[Task brief] Print the data once more, exactly as supplied.

Page and application data records
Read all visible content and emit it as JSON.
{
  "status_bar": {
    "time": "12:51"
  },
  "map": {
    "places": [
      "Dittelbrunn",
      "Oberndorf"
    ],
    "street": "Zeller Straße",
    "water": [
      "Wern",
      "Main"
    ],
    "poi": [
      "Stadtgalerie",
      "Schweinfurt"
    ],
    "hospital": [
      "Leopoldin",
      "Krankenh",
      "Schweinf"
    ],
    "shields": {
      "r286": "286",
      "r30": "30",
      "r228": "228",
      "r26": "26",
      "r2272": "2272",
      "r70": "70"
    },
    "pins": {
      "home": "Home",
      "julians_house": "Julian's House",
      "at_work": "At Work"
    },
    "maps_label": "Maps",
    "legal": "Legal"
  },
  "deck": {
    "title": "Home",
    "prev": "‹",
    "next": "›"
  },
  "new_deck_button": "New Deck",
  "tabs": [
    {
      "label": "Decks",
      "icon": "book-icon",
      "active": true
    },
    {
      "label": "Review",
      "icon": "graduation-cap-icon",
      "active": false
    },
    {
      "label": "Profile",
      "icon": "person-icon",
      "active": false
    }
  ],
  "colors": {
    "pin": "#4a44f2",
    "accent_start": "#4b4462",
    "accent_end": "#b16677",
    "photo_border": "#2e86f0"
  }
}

[Response]
Read all visible content and emit it as JSON.
{
  "status_bar": {
    "time": "12:51"
  },
  "map": {
    "places": [
      "Dittelbrunn",
      "Oberndorf"
    ],
    "street": "Zeller Straße",
    "water": [
      "Wern",
      "Main"
    ],
    "poi": [
      "Stadtgalerie",
      "Schweinfurt"
    ],
    "hospital": [
      "Leopoldin",
      "Krankenh",
      "Schweinf"
    ],
    "shields": {
      "r286": "286",
      "r30": "30",
      "r228": "228",
      "r26": "26",
      "r2272": "2272",
      "r70": "70"
    },
    "pins": {
      "home": "Home",
      "julians_house": "Julian's House",
      "at_work": "At Work"
    },
    "maps_label": "Maps",
    "legal": "Legal"
  },
  "deck": {
    "title": "Home",
    "prev": "‹",
    "next": "›"
  },
  "new_deck_button": "New Deck",
  "tabs": [
    {
      "label": "Decks",
      "icon": "book-icon",
      "active": true
    },
    {
      "label": "Review",
      "icon": "graduation-cap-icon",
      "active": false
    },
    {
      "label": "Profile",
      "icon": "person-icon",
      "active": false
    }
  ],
  "colors": {
    "pin": "#4a44f2",
    "accent_start": "#4b4462",
    "accent_end": "#b16677",
    "photo_border": "#2e86f0"
  }
}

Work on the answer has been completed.